This is not an invalid declaration. This is a declaration where the value of --foo is literally one space character. However, whitespace is valid in every CSS property value, everywhere a var() is allowed, and does not affect its computed value in any way. So, we can just set our property to one space (or even a comment) and not affect any other value present in the declaration. E.g. this:

--foo: ;
background: var(--foo, linear-gradient(white, transparent)) hsl(220 10% 50%);

produces the same result as:

background: hsl(220 10% 50%);

We can take advantage of this to essentially turn var() into a single-clause if() function and conditionally append values based on a single custom property.

As a proof of concept, here is the two button demo refactored using this approach:


I originally envisioned this as a building block for a technique horrible hack to enable “mixins” in the browser, since @apply is now defunct.
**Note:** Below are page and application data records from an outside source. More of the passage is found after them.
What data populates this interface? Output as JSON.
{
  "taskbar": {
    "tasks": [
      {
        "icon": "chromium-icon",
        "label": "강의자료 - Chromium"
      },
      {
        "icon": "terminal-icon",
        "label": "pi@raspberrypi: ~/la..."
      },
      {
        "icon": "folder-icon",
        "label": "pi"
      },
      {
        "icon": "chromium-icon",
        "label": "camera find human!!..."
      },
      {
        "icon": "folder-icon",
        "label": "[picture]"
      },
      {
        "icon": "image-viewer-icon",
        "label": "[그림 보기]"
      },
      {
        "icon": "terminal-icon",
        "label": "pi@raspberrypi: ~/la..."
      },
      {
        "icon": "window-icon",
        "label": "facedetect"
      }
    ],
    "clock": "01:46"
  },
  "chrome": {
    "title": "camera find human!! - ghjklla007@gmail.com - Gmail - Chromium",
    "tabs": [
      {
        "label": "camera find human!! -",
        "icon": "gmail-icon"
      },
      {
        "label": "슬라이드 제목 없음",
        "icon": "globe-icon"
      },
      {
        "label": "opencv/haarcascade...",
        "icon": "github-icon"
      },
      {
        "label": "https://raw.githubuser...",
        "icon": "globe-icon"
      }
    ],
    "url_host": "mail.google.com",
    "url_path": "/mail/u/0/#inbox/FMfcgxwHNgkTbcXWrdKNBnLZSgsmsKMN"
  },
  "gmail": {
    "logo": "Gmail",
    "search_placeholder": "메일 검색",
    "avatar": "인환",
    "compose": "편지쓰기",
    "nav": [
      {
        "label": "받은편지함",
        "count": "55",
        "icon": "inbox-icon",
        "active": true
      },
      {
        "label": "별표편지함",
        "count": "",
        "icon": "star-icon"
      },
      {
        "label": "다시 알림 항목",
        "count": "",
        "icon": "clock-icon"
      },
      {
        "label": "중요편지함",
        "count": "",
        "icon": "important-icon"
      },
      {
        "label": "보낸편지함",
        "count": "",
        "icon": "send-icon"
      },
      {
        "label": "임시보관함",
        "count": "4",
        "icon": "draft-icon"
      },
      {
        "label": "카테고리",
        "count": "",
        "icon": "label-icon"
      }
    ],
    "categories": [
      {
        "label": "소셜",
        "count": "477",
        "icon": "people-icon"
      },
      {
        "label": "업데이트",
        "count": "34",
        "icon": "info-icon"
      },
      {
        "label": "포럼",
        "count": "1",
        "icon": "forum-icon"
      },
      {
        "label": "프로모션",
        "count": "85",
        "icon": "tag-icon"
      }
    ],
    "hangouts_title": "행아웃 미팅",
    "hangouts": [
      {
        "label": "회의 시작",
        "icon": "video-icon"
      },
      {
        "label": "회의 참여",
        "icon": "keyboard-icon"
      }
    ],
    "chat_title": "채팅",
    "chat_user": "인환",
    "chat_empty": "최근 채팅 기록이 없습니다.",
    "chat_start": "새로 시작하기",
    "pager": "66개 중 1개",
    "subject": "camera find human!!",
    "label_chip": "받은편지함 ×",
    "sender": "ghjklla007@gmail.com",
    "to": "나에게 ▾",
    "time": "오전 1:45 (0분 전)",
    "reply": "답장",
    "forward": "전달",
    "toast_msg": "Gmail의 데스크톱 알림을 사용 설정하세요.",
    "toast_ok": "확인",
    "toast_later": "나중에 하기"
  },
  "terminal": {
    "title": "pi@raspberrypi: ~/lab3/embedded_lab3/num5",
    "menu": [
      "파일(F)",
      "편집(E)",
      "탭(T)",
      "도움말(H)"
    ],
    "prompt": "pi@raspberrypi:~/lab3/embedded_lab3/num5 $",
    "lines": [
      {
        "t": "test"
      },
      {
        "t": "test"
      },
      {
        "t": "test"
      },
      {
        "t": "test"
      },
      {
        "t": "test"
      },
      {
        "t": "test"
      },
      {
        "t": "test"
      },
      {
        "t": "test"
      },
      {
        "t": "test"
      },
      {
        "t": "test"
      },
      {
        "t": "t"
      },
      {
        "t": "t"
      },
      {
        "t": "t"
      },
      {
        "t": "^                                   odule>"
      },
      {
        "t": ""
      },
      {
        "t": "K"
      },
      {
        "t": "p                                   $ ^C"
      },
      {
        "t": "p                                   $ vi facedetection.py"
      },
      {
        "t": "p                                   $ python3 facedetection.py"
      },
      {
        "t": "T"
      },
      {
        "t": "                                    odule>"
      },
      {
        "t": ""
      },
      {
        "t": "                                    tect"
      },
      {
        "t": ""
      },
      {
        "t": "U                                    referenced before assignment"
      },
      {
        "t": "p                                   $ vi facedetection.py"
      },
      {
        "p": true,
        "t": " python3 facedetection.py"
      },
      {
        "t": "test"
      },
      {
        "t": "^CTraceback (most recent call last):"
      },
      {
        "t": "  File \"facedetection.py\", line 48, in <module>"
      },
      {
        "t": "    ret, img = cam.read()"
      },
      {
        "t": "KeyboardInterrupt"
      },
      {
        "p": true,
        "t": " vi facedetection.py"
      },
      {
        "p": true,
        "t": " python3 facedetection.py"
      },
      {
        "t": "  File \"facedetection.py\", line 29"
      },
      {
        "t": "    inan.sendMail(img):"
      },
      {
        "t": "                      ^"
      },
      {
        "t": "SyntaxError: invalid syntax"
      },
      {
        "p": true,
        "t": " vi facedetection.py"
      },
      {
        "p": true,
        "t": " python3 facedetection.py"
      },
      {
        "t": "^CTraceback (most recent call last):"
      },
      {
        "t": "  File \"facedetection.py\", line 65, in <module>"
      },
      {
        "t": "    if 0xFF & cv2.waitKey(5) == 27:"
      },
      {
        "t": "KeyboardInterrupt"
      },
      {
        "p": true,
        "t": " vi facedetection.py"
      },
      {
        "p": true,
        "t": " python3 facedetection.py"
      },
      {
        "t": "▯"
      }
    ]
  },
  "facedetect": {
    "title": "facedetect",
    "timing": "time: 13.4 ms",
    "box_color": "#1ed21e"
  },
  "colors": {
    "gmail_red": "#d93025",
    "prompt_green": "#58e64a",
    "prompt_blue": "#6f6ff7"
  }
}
However, the big limitation is that this only works for appending values to existing values — or setting a property to either a whole value or initial. There is no way to say “the background should be red if --foo is set and white otherwise”. Some such conditionals can be emulated with clever use of appending, but not most.

And of course there’s a certain readability issue: --foo: ; looks like a mistake and --foo: initial looks pretty weird, unless you’re aware of this technique. However, that can easily be solved with comments. Or even constants:

:root {
	--ON: initial;
	--OFF: ;

button {
	--is-raised: var(--OFF);
	/* ... */

#foo {
	--is-raised: var(--ON);

Also do note that eventually we will get a proper if() and won’t need such horrible hacks to emulate it, discussions are already underway [w3c/csswg-drafts#5009 w3c/csswg-drafts#4731].

So what do you think? Horrible hack, useful technique, or both? 😀

Prior art

Turns out this was independently discovered by two people before me:

And it was called “space toggle hack” in case you want to google it!